12/07/2004 12:00AM

Meeker flags dangers of slots


TUCSON, Ariz. - The racing industry should tread carefully while embracing slot machines, said Tom Meeker, the chairman and chief executive officer of Churchill Downs Inc., during a rare public speech at the Racing and Gaming Summit on Tuesday in Tucson, Ariz.

Meeker, who rarely attends conferences but is considered one of the most influential racing executives in the country, said racetracks that pushed for legislation to install slot machines in order to address state budget deficits would pay a price in the long run when legislatures seek to extract more money from the gambling operations. He said racetracks should seek slot machines only by making the case that the revenue would make racing and agribusiness in the states stronger.

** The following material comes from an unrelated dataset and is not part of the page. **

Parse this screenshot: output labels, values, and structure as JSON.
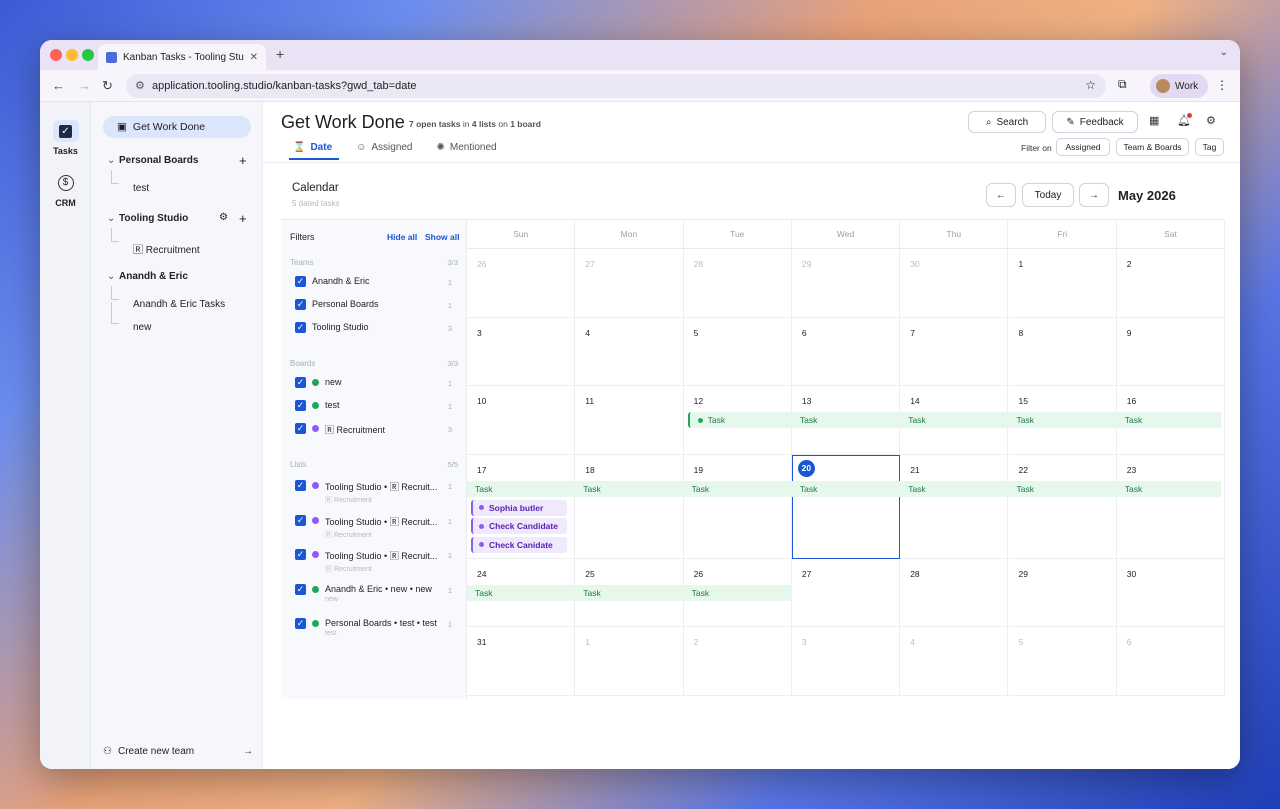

"If we allow this to continue, if we fall prey to the belief that we are going to be a solution for budget deficits, then racing will suffer, and indeed it will be threatened," Meeker said.

Churchill is seeking slot machines for its tracks in Kentucky, but legislative efforts there have so far been unsuccessful, as have efforts in California, where Churchill owns Hollywood Park. Churchill also recently purchased Fair Grounds in Louisiana, which runs a small slot-machine operation, and this year, voters in Florida, where Churchill owns Calder Race Course, passed a referendum allowing voters in two counties to determine whether slot machines should be legal.

Meeker, who said he threw away a speech prepared for him by Churchill's communications staff, talked freely about several subjects during the speech, and he took several swipes at Magna Entertainment, Churchill's chief competitor, along with totalizator companies, a frequent target of Meeker when speaking privately.

Meeker also criticized racetracks that have installed slot machines and failed to use the revenue to improve their racing facilities. He said racing is a capital-intensive business that needs to upgrade its properties in order to draw more customers.

"It bothers me, it really bothers me, to walk into a racetrack that has slot machines and you look to the left, where the racing part is, and see these terrible facilities," Meeker said.

Churchill is in the midst of a $170 million renovation of its flagship racetrack in Louisville, in part because of anticipation that slot machines will be legalized in Kentucky within the next several years.

Meeker closed his remarks with a request that racing officials bring passion to their jobs and work on finding solutions for the problems that plague the sport.

"If you look over the last 10 years at racing's report card, we haven't done too well," Meeker said. "We haven't solved our problems."